At the end of February 1908 she went to Kiev to prepare the blowing up of the prison walls of Lukianovka prison and organise the escape of arrested anarchists there. However all other members of the group were rounded up but Olga managed to flee. She was arrested at Ekaterinoslav and at the end of 1909 sentenced to 21 years imprisonment. She was freed from Lukianovka prison in March 1917. As Paul Avrich says in his book The Russian Anarchists she was now “a tired and subdued woman in her late forties,” at first keeping her distance from the movement. In May 1918 she organised the Political Red Cross in Kiev, which help imprisoned revolutionaries regardless of their political affiliations, and which once even helped Bolsheviks. By now her old revolutionary zeal had returned, fired by her rising indignation at how anarchist revolutionaries were being treated by the Bolsheviks. In 1919 she moved to Moscow. In June 1920 she took part in the organisation of Golos Truda (Voice of Labour) At the end of September 1920 after the signing of the pact between the Soviet government and the Makhnovists she returned to the Ukraine. In Gulyai Polye she was given 5 million roubles by the Makhnovist commanders. With this money she went to Kharkov and set up the Anarchist Black Cross which helped imprisoned and repressed anarchists. In November Olga was elected as representative of the Makhnovists in Kharkov and Moscow.

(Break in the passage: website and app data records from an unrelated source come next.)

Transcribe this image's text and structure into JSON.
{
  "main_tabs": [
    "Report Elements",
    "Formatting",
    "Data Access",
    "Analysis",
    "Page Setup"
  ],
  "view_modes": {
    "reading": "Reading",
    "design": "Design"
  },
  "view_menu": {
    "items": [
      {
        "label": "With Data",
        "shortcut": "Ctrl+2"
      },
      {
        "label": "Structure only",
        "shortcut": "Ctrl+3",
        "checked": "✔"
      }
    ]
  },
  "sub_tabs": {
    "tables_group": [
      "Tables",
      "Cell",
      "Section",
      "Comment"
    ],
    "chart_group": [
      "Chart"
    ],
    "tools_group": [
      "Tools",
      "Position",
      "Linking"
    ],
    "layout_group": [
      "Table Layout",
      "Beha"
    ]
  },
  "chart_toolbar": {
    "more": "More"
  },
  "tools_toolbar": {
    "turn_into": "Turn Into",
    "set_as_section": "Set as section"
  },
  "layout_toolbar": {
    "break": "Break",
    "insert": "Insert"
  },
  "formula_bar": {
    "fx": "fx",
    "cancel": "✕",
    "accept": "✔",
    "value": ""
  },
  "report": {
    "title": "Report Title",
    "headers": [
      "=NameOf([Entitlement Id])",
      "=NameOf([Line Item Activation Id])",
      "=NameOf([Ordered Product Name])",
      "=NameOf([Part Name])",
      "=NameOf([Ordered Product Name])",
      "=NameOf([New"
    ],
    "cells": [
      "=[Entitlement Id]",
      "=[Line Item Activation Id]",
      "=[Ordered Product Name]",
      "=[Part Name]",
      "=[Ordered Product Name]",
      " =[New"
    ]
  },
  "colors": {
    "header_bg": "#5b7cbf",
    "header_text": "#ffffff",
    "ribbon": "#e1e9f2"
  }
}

During the wave of repression against anarchists and Makhnovists in the Ukraine, Olga was arrested. The Black Cross was closed down and its centre destroyed. In January 1921 she was transported to Moscow with 40 other Ukrainian anarchists. She was one of the imprisoned anarchists allowed to attend the funeral of Kropotkin by the Bolsheviks. At the end of April 1921 she was transferred to Orlov prison. In May 1921 the Soviet Attorney General proposed to Olga that she could be released if she recanted her ideas in public. In summer 1921 she joined the 11-day hunger strike of arrested anarchists. In March 1922 she was exiled for 2 years to Velikii Ustiug.

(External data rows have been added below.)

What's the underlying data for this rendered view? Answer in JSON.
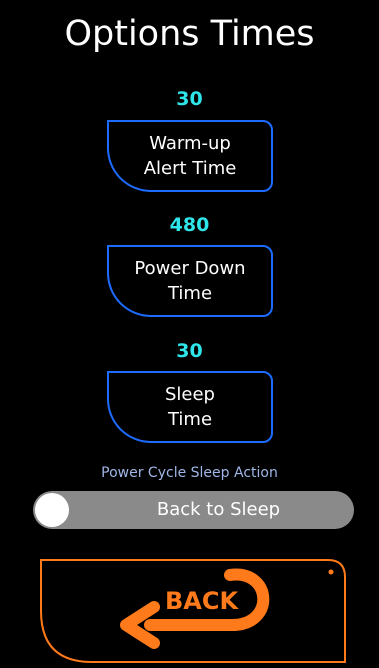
{
  "title": "Options Times",
  "options": [
    {
      "value": "30",
      "label_line1": "Warm-up",
      "label_line2": "Alert Time"
    },
    {
      "value": "480",
      "label_line1": "Power Down",
      "label_line2": "Time"
    },
    {
      "value": "30",
      "label_line1": "Sleep",
      "label_line2": "Time"
    }
  ],
  "power_cycle": {
    "label": "Power Cycle Sleep Action",
    "toggle_text": "Back to Sleep"
  },
  "back_button": {
    "label": "BACK",
    "icon": "back-arrow-icon"
  },
  "colors": {
    "background": "#000000",
    "value_text": "#2ee6ea",
    "button_border": "#1e6bff",
    "section_label": "#9fb6e6",
    "toggle_track": "#8a8a8a",
    "back_accent": "#ff7a1a"
  }
}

Freed at the beginning of 1924 she moved to Kiev. She ceased all activity but kept in personal contact with various anarchists. Mid-1924 she was arrested for making anarchist propaganda, but was soon released. In 1924 she moved to Moscow. In 1927 she supported the campaign for Sacco and Vanzetti (see biography of Nikolai Rogdaev). In 1928-1929 she wrote many letters on the need to organise an international campaign for anarchists imprisoned in the Soviet Union. In 1929 she moved to Odessa where she was arrested for trying to create anarchist cells among the rail-workers. (During this period in the 20s she was involved with the Odessa anarchists in the illegal smuggling of anarchist literature into the USSR). She got a term of 2 years in the “polit-isolator”.

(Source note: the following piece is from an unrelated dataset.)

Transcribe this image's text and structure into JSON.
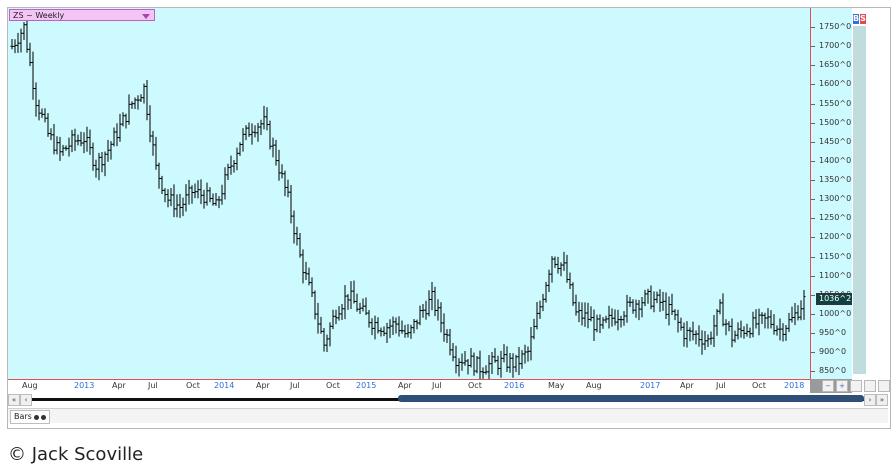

She was freed in 1931 and returned to Moscow. She became a member of the Society of ex- political prisoners and exiles which attempted to get pensions for old, impoverished and sick revolutionaries, but without success. In 1933 she was re-arrested and sentenced but documents for this no longer exist. In 1937 she was living in Moscow and worked in a metal processing factory as a driller.
She was re-arrested on 27th November 1937, and accused of anarchist and counter-Soviet activity. On 8th February 1938 Olga was condemned to death by the Chief Tribunal of the Soviet Union. She was executed on the same day.
The Russian Anarchists by Paul Avrich
Living My Life by Emma Goldman